Lucifer, the bringer of light, has been cast from heaven, his wings torn to bloody shreds and his once-white robes defiled. God, meanwhile, stands atop a flight of marbled steps, raising an anatomically correct Adam from clay as colorful birds flap overhead. At a cathedral in York, England, the human drama which will occupy the stage for the next four hours has begun.
These scenes are from the York Mystery Plays, a collection of 48 episodic pageants first written and performed in the 14th century. They’re now being revived at York Minster, the largest Gothic cathedral in Northern Europe.
Performances of the plays, each of which present a Bible story, were banned for their Catholic content by the Protestant Elizabethan court in the 16th century. But for 200 years before that, each dramatic episode was performed by a different guild, and took place on a series of wagons which were dragged about the city of York during the yearly festival of Corpus Christi. The “mystery” in the title refers not to a whodunit but to the ethereal miracles of religion, and perhaps stems from the Latin word for craft, ministerium.
As in the Middle Ages, today’s revival performance is a huge community event—the cast numbers nearly 200 people, with more serving in backstage roles. Nearly all of them are local volunteers, and just one actor among the lot is a paid professional: Philip McGinley, best known for playing Anguy in HBO’s Game of Thrones, here appearing in a less warlike role as Jesus.
Mike Poulton, who has worked extensively with the Royal Shakespeare Company, was given the task of winnowing down the massive cycle and adapting it for a modern audience.
“In a good drama you need conflict, a struggle,” says Poulton. “What I did was take all the plays where there is a struggle and compile them into what I think is the greatest story ever told.”
In the Middle Ages, each play was performed on its own cart. Viewers could watch every one as they rolled by or wander about, picking and choosing their favorite stories. At the York revival, those stories, each running between 10 and 20 minutes, have been joined into a continuous epic. These include the enraged Herod’s massacre of the innocents, Joseph’s struggles with his wife’s divine pregnancy, and the grief of the apostles after Jesus’ bloody end. The plays run sequentially from the Creation through to the Last Judgment, with most focused on the events of the New Testament.
In the process of adaptation, Poulton kept much of the original language. Characters speak in the same sort of jaunty alliterative verse as their medieval predecessors, and archaic words add historical flavor to the performance—expect to be Googling the definitions of “mickle” and “ilke” during intermission.
“Everybody cites the York plays as the gold standard of mysteries—they have a very long and impressive tradition,” says Dr. Sue Niebrzydowski, Senior Lecturer in Medieval English Literature at Bangor University. This tradition, she says, heavily influenced later English playwrights like Christopher Marlowe. She notes too that the plays would have been an important source of Biblical information for their largely illiterate audience. “It’s like seeing your church wall paintings brought to life,” she adds.

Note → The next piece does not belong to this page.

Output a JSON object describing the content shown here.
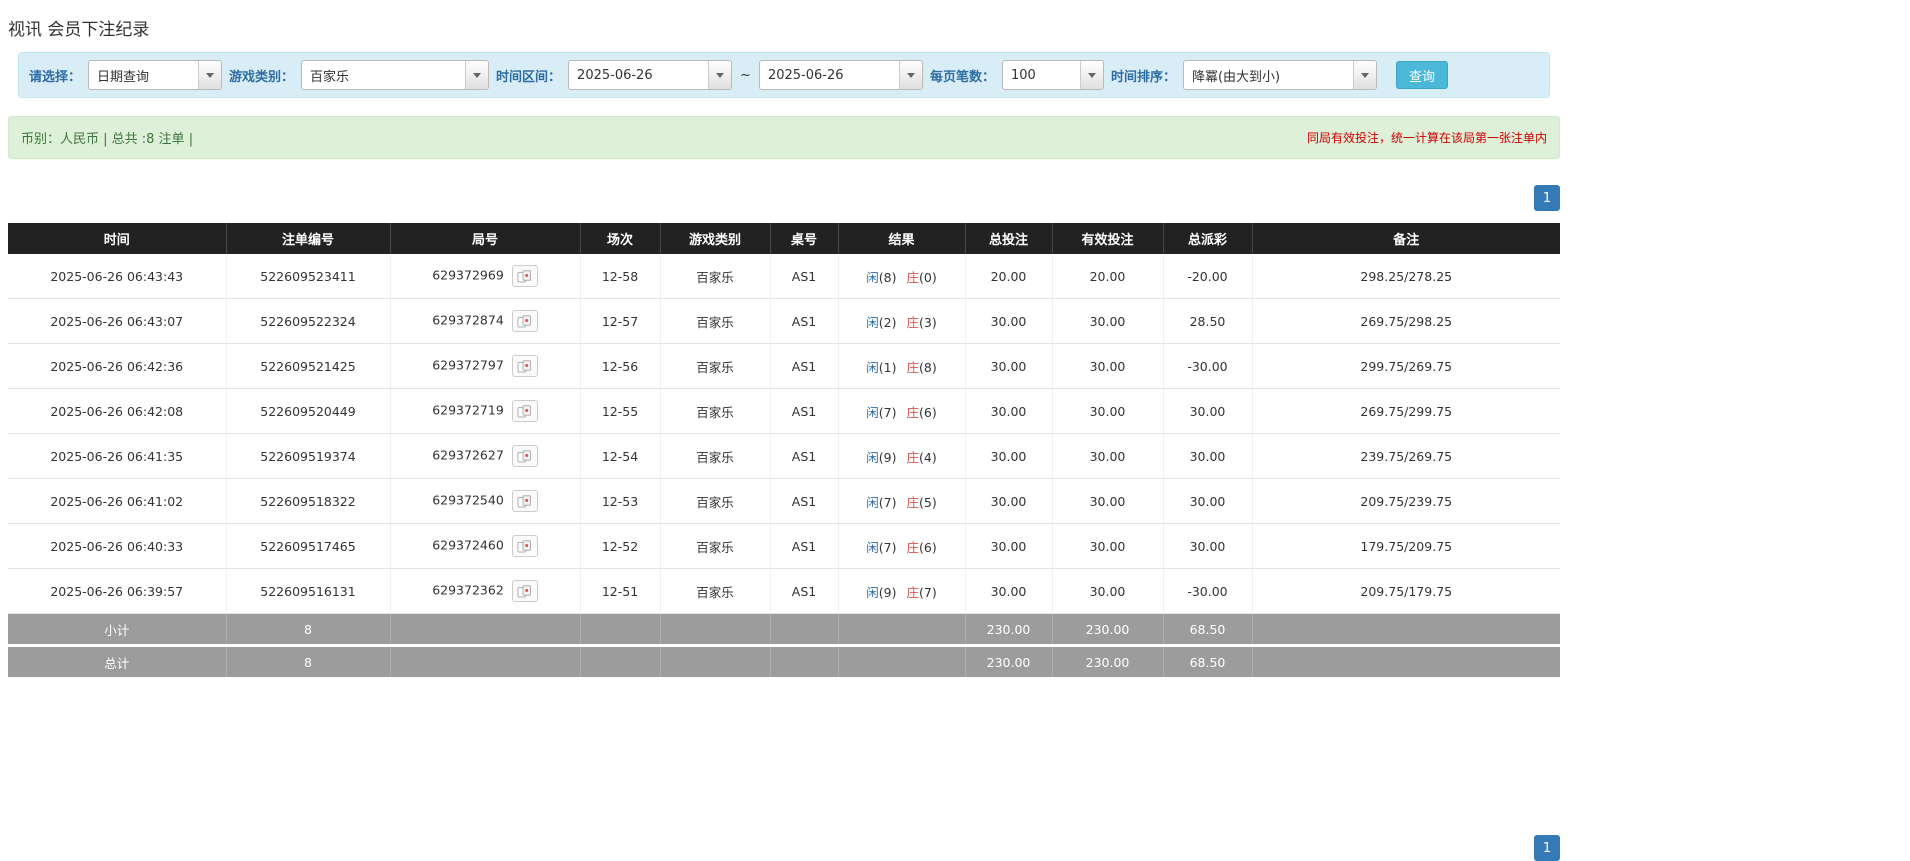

Vivienne Faull, the Dean of the minster, also stressed the importance for medieval audiences of witnessing the plays. “They’re from a time when visual culture and aural culture were tremendously important, in a way they perhaps haven’t been since the advent of print,” she says.
The York plays as they are performed today are a heavily visual phenomenon. Big crowds of actors gather on stage to stone the adulteress or witness the Crucifixion; floodwaters (in the form of huge sheets of undulating blue fabric) cover the stage as the door of the Ark is closed, and the cycle ends with a great battle between the white-robed angels and their skeletal demonic counterparts at the Last Judgment.

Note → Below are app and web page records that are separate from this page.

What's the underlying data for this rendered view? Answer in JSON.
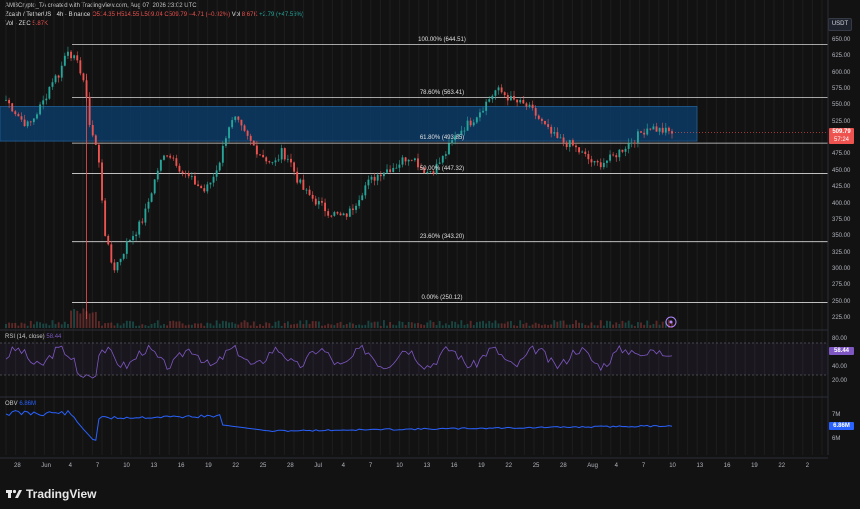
{
  "header": {
    "publisher": "AMBCrypto_TA created with TradingView.com, Aug 07, 2026 23:02 UTC",
    "symbol": "Zcash / TetherUS · 4h · Binance",
    "open": "O514.35",
    "high": "H514.55",
    "low": "L509.04",
    "close": "C509.79",
    "change": "−4.71 (−0.92%)",
    "vol_label": "Vol · ZEC",
    "vol_value": "5.87K",
    "vol_ma": "Vol",
    "vol_ma_value": "8.67K",
    "vol_ma_change": "+2.79 (+47.56%)"
  },
  "currency": "USDT",
  "price_axis": [
    "650.00",
    "625.00",
    "600.00",
    "575.00",
    "550.00",
    "525.00",
    "500.00",
    "475.00",
    "450.00",
    "425.00",
    "400.00",
    "375.00",
    "350.00",
    "325.00",
    "300.00",
    "275.00",
    "250.00",
    "225.00"
  ],
  "current_price": {
    "value": "509.79",
    "countdown": "57:24"
  },
  "fib_levels": [
    {
      "label": "100.00% (644.51)",
      "price": 644.51
    },
    {
      "label": "78.60% (563.41)",
      "price": 563.41
    },
    {
      "label": "61.80% (493.85)",
      "price": 493.85
    },
    {
      "label": "50.00% (447.32)",
      "price": 447.32
    },
    {
      "label": "23.60% (343.20)",
      "price": 343.2
    },
    {
      "label": "0.00% (250.12)",
      "price": 250.12
    }
  ],
  "zone": {
    "top": 550,
    "bottom": 497
  },
  "rsi": {
    "label": "RSI (14, close)",
    "value": "58.44",
    "axis": [
      "80.00",
      "60.00",
      "40.00",
      "20.00"
    ],
    "levels": [
      70,
      30
    ]
  },
  "obv": {
    "label": "OBV",
    "value": "6.86M",
    "axis": [
      "7M",
      "6M"
    ]
  },
  "time_axis": [
    "28",
    "Jun",
    "4",
    "7",
    "10",
    "13",
    "16",
    "19",
    "22",
    "25",
    "28",
    "Jul",
    "4",
    "7",
    "10",
    "13",
    "16",
    "19",
    "22",
    "25",
    "28",
    "Aug",
    "4",
    "7",
    "10",
    "13",
    "16",
    "19",
    "22",
    "2"
  ],
  "colors": {
    "up": "#26a69a",
    "down": "#ef5350",
    "zone": "#0c3b66",
    "rsi": "#7e57c2",
    "obv": "#2962ff",
    "price_tag": "#ef5350"
  },
  "brand": "TradingView",
  "chart_data": {
    "type": "candlestick",
    "interval": "4h",
    "ylim": [
      225,
      660
    ],
    "close_path": [
      560,
      545,
      530,
      520,
      540,
      560,
      590,
      600,
      640,
      620,
      600,
      520,
      480,
      350,
      300,
      320,
      345,
      360,
      380,
      420,
      460,
      480,
      470,
      450,
      440,
      430,
      420,
      440,
      470,
      520,
      530,
      510,
      495,
      480,
      470,
      460,
      480,
      470,
      440,
      420,
      410,
      400,
      390,
      385,
      380,
      390,
      410,
      430,
      440,
      450,
      455,
      460,
      470,
      475,
      460,
      450,
      455,
      470,
      490,
      510,
      520,
      530,
      545,
      560,
      575,
      570,
      560,
      555,
      550,
      540,
      525,
      510,
      500,
      495,
      490,
      480,
      470,
      460,
      465,
      470,
      480,
      490,
      500,
      510,
      520,
      515,
      512,
      510
    ]
  }
}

The 2016 revival is only the second time the plays have ever been performed within the magisterial York Minster. It is also the first recorded instance since 1569 that the cycle has been put on during the festival of Corpus Christi, as it was in the Middle Ages. Faull hopes that this recaptures some of the spirit of the original performances, which took place during large community celebrations and helped to bring the town together. Massive amounts of planning have gone into this revival—those organizing it have had to work around the Minster’s demands as a tourist attraction, protected historical site, and active place of worship. Faull says that there is no telling when—or if—the plays will be performed here again.
Despite their religious content, producer Nicola Corp stresses that the plays are accessible to audiences of all creeds or none. “It’s just as much a fantastic theatrical extravaganza as a spiritual experience, as just as moving regardless of faith,” she says. “It’s a story of good and evil, life and death, and it’s fundamentally an epic and deeply moving staging of the human story.”
Poulton agrees, adding that “all good plays show the facts of life, the truth of life—suffering, faith, joy—and this one gives you months’ worth to think about.”